Problem to solve: Output the entries exactly as they appear. Pictures should not be included.

Records from a data collection:
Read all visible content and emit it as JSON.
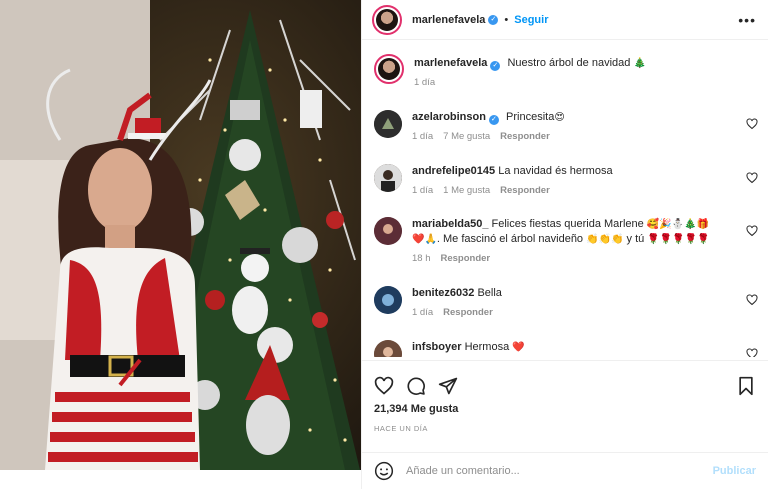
{
  "post": {
    "author": "marlenefavela",
    "follow_label": "Seguir",
    "dot": "•",
    "more_label": "•••",
    "caption_text": "Nuestro árbol de navidad",
    "caption_emoji": "🎄",
    "caption_time": "1 día"
  },
  "comments": [
    {
      "user": "azelarobinson",
      "verified": true,
      "text": "Princesita",
      "emoji": "😍",
      "time": "1 día",
      "likes": "7 Me gusta",
      "reply": "Responder",
      "avatar_color": "#3a3a3a"
    },
    {
      "user": "andrefelipe0145",
      "verified": false,
      "text": "La navidad és hermosa",
      "emoji": "",
      "time": "1 día",
      "likes": "1 Me gusta",
      "reply": "Responder",
      "avatar_color": "#5a4e44"
    },
    {
      "user": "mariabelda50_",
      "verified": false,
      "text": "Felices fiestas querida Marlene",
      "emoji": "🥰🎉⛄🎄🎁",
      "text2_prefix": "❤️🙏",
      "text2": ". Me fascinó el árbol navideño",
      "emoji2": "👏👏👏",
      "text3": "y tú",
      "emoji3": "🌹🌹🌹🌹🌹",
      "time": "18 h",
      "likes": "",
      "reply": "Responder",
      "avatar_color": "#6b3a44"
    },
    {
      "user": "benitez6032",
      "verified": false,
      "text": "Bella",
      "emoji": "",
      "time": "1 día",
      "likes": "",
      "reply": "Responder",
      "avatar_color": "#2f4e73"
    },
    {
      "user": "infsboyer",
      "verified": false,
      "text": "Hermosa",
      "emoji": "❤️",
      "time": "",
      "likes": "",
      "reply": "",
      "avatar_color": "#7b5a48"
    }
  ],
  "actions": {
    "likes_count": "21,394 Me gusta",
    "posted_when": "HACE UN DÍA"
  },
  "add_comment": {
    "placeholder": "Añade un comentario...",
    "publish_label": "Publicar"
  },
  "colors": {
    "accent": "#0095f6",
    "verified": "#3897f0",
    "secondary_text": "#8e8e8e"
  }
}
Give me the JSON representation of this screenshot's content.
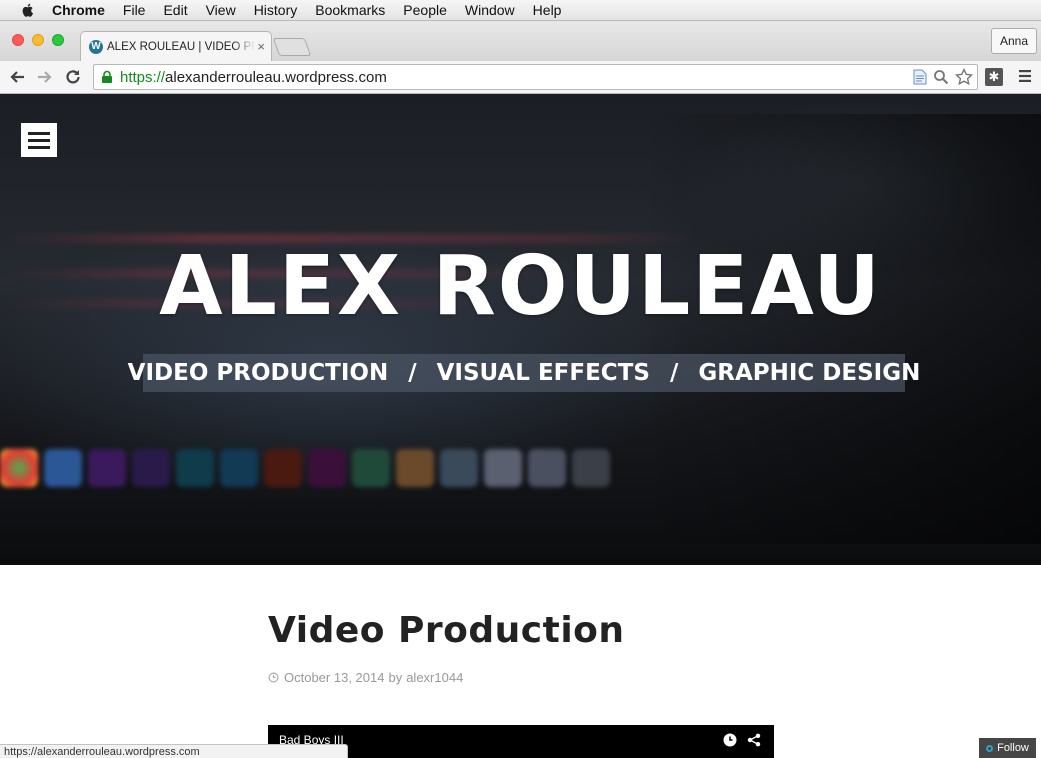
{
  "menubar": {
    "app": "Chrome",
    "items": [
      "File",
      "Edit",
      "View",
      "History",
      "Bookmarks",
      "People",
      "Window",
      "Help"
    ]
  },
  "browser": {
    "tab_title": "ALEX ROULEAU | VIDEO PRODUCTION",
    "tab_close": "×",
    "profile": "Anna",
    "url_scheme": "https://",
    "url_host": "alexanderrouleau.wordpress.com",
    "status_url": "https://alexanderrouleau.wordpress.com"
  },
  "hero": {
    "title": "ALEX ROULEAU",
    "taglines": [
      "VIDEO PRODUCTION",
      "VISUAL EFFECTS",
      "GRAPHIC DESIGN"
    ],
    "separator": "/"
  },
  "post": {
    "title": "Video Production",
    "date": "October 13, 2014",
    "by": "by",
    "author": "alexr1044",
    "video_title": "Bad Boys III"
  },
  "follow": {
    "label": "Follow"
  },
  "colors": {
    "url_green": "#138a1e",
    "wordpress_blue": "#21759b",
    "follow_bg": "#464646"
  }
}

The answer:
Read all visible content and emit it as JSON.
{
  "post": {
    "author": "marlenefavela",
    "follow_label": "Seguir",
    "dot": "•",
    "more_label": "•••",
    "caption_text": "Nuestro árbol de navidad",
    "caption_emoji": "🎄",
    "caption_time": "1 día"
  },
  "comments": [
    {
      "user": "azelarobinson",
      "verified": true,
      "text": "Princesita",
      "emoji": "😍",
      "time": "1 día",
      "likes": "7 Me gusta",
      "reply": "Responder",
      "avatar_color": "#3a3a3a"
    },
    {
      "user": "andrefelipe0145",
      "verified": false,
      "text": "La navidad és hermosa",
      "emoji": "",
      "time": "1 día",
      "likes": "1 Me gusta",
      "reply": "Responder",
      "avatar_color": "#5a4e44"
    },
    {
      "user": "mariabelda50_",
      "verified": false,
      "text": "Felices fiestas querida Marlene",
      "emoji": "🥰🎉⛄🎄🎁",
      "text2_prefix": "❤️🙏",
      "text2": ". Me fascinó el árbol navideño",
      "emoji2": "👏👏👏",
      "text3": "y tú",
      "emoji3": "🌹🌹🌹🌹🌹",
      "time": "18 h",
      "likes": "",
      "reply": "Responder",
      "avatar_color": "#6b3a44"
    },
    {
      "user": "benitez6032",
      "verified": false,
      "text": "Bella",
      "emoji": "",
      "time": "1 día",
      "likes": "",
      "reply": "Responder",
      "avatar_color": "#2f4e73"
    },
    {
      "user": "infsboyer",
      "verified": false,
      "text": "Hermosa",
      "emoji": "❤️",
      "time": "",
      "likes": "",
      "reply": "",
      "avatar_color": "#7b5a48"
    }
  ],
  "actions": {
    "likes_count": "21,394 Me gusta",
    "posted_when": "HACE UN DÍA"
  },
  "add_comment": {
    "placeholder": "Añade un comentario...",
    "publish_label": "Publicar"
  },
  "colors": {
    "accent": "#0095f6",
    "verified": "#3897f0",
    "secondary_text": "#8e8e8e"
  }
}
Give me the JSON representation of this screenshot's content.
{
  "menubar": {
    "app": "Chrome",
    "items": [
      "File",
      "Edit",
      "View",
      "History",
      "Bookmarks",
      "People",
      "Window",
      "Help"
    ]
  },
  "browser": {
    "tab_title": "ALEX ROULEAU | VIDEO PRODUCTION",
    "tab_close": "×",
    "profile": "Anna",
    "url_scheme": "https://",
    "url_host": "alexanderrouleau.wordpress.com",
    "status_url": "https://alexanderrouleau.wordpress.com"
  },
  "hero": {
    "title": "ALEX ROULEAU",
    "taglines": [
      "VIDEO PRODUCTION",
      "VISUAL EFFECTS",
      "GRAPHIC DESIGN"
    ],
    "separator": "/"
  },
  "post": {
    "title": "Video Production",
    "date": "October 13, 2014",
    "by": "by",
    "author": "alexr1044",
    "video_title": "Bad Boys III"
  },
  "follow": {
    "label": "Follow"
  },
  "colors": {
    "url_green": "#138a1e",
    "wordpress_blue": "#21759b",
    "follow_bg": "#464646"
  }
}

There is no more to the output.